Slang has an element that allows it to be shifted and shaped into different situations and different generations. Take, for example, the range of responses to my original question about "talking." People have used this slang term so much that its real meaning has been muffled in all of the confusion. Even "seeing each other" has changed drastically across generations, meaning something completely different from its original usage. The truth is, I don't have a real answer to this question. Different factors affect different generations in various ways, causing a shift in culture and slang.You have to stay alert to the words that are out there, and accept slang's tendencies to change over time.
I think that the evolution of language is fascinating. I loved digging deeper to find out what "talking" really meant and learning something new about the cultural qualities of my generation and how they had been affected by the changing elements of society.
Hmmm. On that note. . .

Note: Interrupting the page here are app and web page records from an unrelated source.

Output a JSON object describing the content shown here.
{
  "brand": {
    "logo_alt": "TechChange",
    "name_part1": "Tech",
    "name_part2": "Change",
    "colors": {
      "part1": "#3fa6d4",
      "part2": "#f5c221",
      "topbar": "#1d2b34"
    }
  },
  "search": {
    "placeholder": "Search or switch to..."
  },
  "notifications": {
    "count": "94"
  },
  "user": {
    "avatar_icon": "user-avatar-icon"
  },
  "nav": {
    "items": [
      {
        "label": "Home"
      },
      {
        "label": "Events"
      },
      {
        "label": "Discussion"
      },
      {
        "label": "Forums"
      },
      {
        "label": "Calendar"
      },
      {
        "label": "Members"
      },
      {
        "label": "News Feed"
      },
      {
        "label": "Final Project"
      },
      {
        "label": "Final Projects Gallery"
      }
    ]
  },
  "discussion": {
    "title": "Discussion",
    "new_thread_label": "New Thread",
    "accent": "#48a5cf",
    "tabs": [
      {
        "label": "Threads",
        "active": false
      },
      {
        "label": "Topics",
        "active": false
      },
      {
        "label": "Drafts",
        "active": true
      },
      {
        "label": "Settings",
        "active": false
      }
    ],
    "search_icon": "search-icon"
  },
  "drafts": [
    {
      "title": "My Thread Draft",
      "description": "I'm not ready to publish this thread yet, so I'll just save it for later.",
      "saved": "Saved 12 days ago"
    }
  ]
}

I began to think, While these teenagers are "talking" to each other, how much of it is actually having a real conversation? Most of my friends that are "talking" to someone are really texting, or Facebook messaging them.
If you're going to use the word "talking" to describe being interested in someone, doesn't that mean that you actually have to talk to them?
The changing technology in our society has made it so easy for everyone to communicate with someone without actually having to talk to them. Why risk the possible awkwardness of a real conversation when you can simply send a text message, safely proof-reading your responses? To our generation, this impersonal communication takes the place of actually talking to someone, creating a new definition of the term "talking."
"Talking" to someone through text messages also satisfies the multi-tasking urge that teenagers feel. Technology makes it so easy to mindlessly complete several tasks at once. We can flirt, listen to music, complete a math problem and watch TV, all at the same time. Real conversations just don't have that kind of efficiency.
This attitude makes me apprehensive. Life is so fast-paced that we even try to build relationships with people by texting them, rather than old fashioned conversations. Is this new definition of "talking" really just an example of how this generation is distancing themselves from genuine communication and social interaction? Sure, technology is great and can make every aspect of life very efficient and easy, but at the end of the day, what are we left with?
A lot of extra time to be lonely. Locked in rooms with our electronics, supposedly granting us all of the social and mental stimulation that we need.
Ray Bradbury says it best in his novel Fahrenheit 451. The protagonist Montag asks his wife if she'll shut off "the parlour", which is the large television that she is constantly engrossed in. She responds, "That's my family." Will our lives turn into a science fiction novel, where electronics take the place of people, and texting permanently takes place of real conversation?
Let’s get a few things straightened out. I don’t condemn the use of the word "talking" in it’s present context. "Talking": The gateway drug to the collapse of social civilization.
Not really what I was going for.
As I’ve said before, the linguistic change that takes place over generations interests me. This example of the ironic use of "talking" is just a small example of this change. Teenagers will always be confusing, no matter what time period they’re in. The more we "talk", the more we impact the world and change the face of culture. Now that I’m in the loop, I’m preparing for the next complicated generational term. "We’ve moved on from "talking." Now we’re just "speaking" online every night."
Oh boy. Hold on tight.